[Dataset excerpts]
Start of Block

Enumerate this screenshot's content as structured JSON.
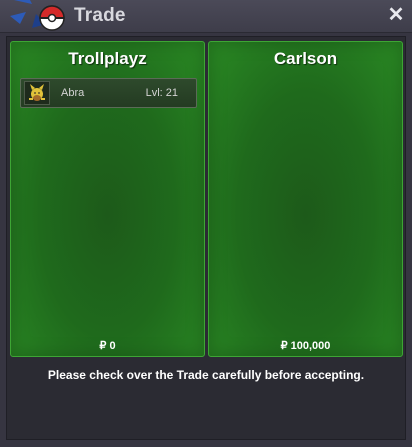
{
  "window": {
    "title": "Trade",
    "close_icon": "close-icon",
    "title_icon": "pokeball-arrows-icon"
  },
  "left_panel": {
    "player_name": "Trollplayz",
    "items": [
      {
        "name": "Abra",
        "level": "Lvl: 21",
        "icon": "abra-sprite-icon"
      }
    ],
    "money": "₽ 0"
  },
  "right_panel": {
    "player_name": "Carlson",
    "items": [],
    "money": "₽ 100,000"
  },
  "footer": {
    "message": "Please check over the Trade carefully before accepting."
  },
  "colors": {
    "panel_green": "#1f6a1c",
    "panel_border": "#3da534",
    "window_bg": "#363541"
  }
}
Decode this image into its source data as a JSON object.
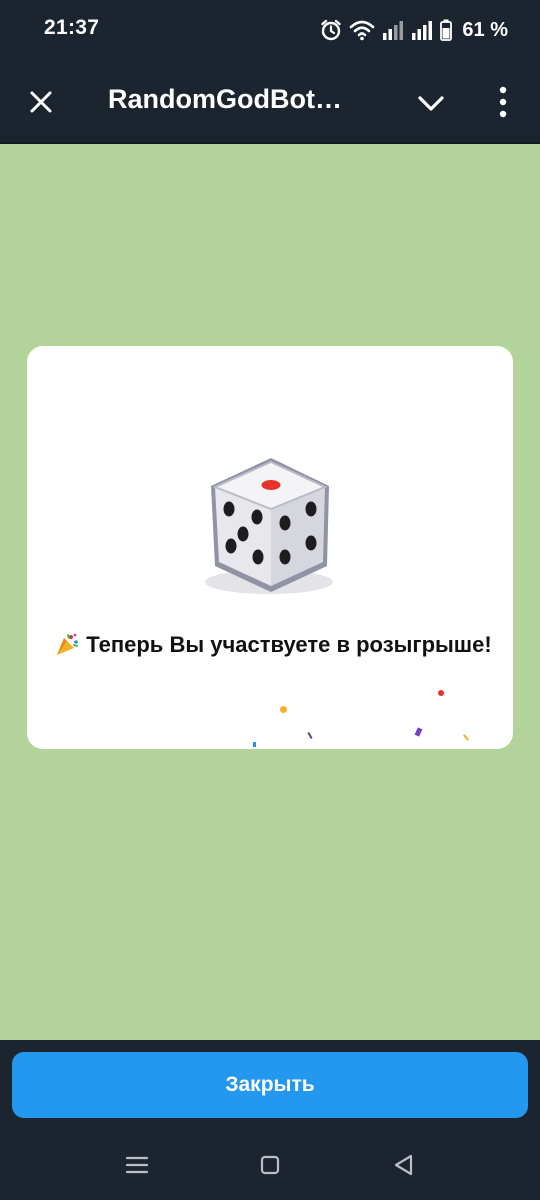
{
  "status_bar": {
    "time": "21:37",
    "battery_percent": "61 %",
    "icons": [
      "alarm-icon",
      "wifi-icon",
      "signal-icon",
      "signal-icon",
      "battery-icon"
    ]
  },
  "header": {
    "title": "RandomGodBot…",
    "close_icon": "close-icon",
    "collapse_icon": "chevron-down-icon",
    "more_icon": "more-vertical-icon"
  },
  "card": {
    "image_icon": "dice-icon",
    "emoji_icon": "party-popper-icon",
    "message": "Теперь Вы участвуете в розыгрыше!"
  },
  "bottom": {
    "close_button_label": "Закрыть"
  },
  "colors": {
    "app_background": "#1c242f",
    "webview_background": "#b2d49a",
    "card_background": "#ffffff",
    "button_accent": "#2497ef",
    "dice_pip_red": "#e8332d"
  },
  "navigation": [
    "menu-icon",
    "home-icon",
    "back-icon"
  ]
}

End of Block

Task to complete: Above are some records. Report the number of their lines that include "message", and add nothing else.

Your solution: 2